U.S. Classification725/110, 715/719, 725/112, 348/E05.099, 715/715, 715/723, 709/219, 715/784, 725/109, 725/43, 725/113, 715/785, 709/217
International ClassificationG06F17/00, H04N7/173, H04N5/445, G06F15/16, H04N7/16, G09G5/00
Cooperative ClassificationH04N21/435, H04N5/445, H04N21/4316, H04N21/4782, H04N21/4622, H04N21/8126, H04N21/858, H04N21/235
European ClassificationH04N21/81D, H04N21/858, H04N21/431L3, H04N21/4782, H04N21/462S, H04N21/435, H04N21/235, H04N5/445
Legal Events
DateCodeEventDescription
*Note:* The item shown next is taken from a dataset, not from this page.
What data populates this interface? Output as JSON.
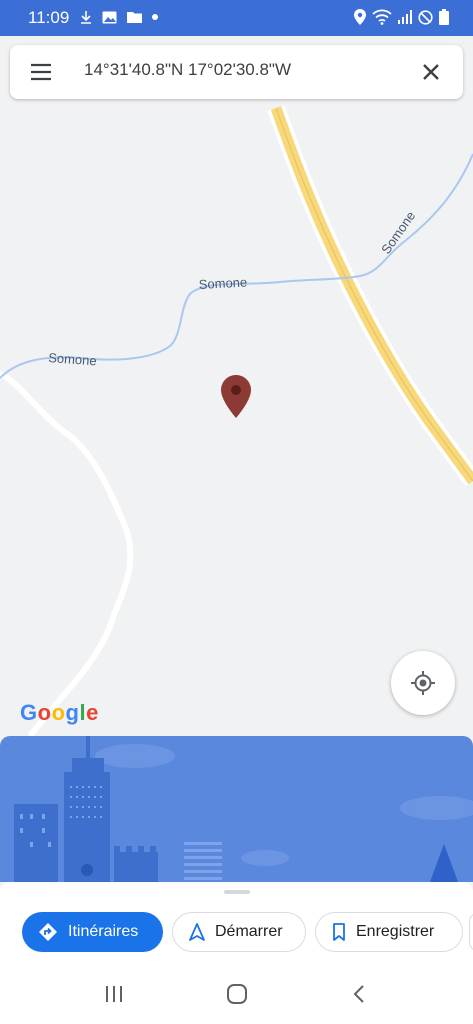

Mar 14, 2013FPAYFee payment
Year of fee payment: 8
Apr 27, 2009FPAYFee payment
Year of fee payment: 4
Jun 8, 1998ASAssignment
Owner name: SONY CORPORATAION, JAPAN
Owner name: SONY ELECTRONICS INC., NEW JERSEY
Free format text: ASSIGNMENT OF ASSIGNORS INTEREST;ASSIGNOR:FUJII, TOSHIYA;REEL/FRAME:009240/0763
Effective date: 19980601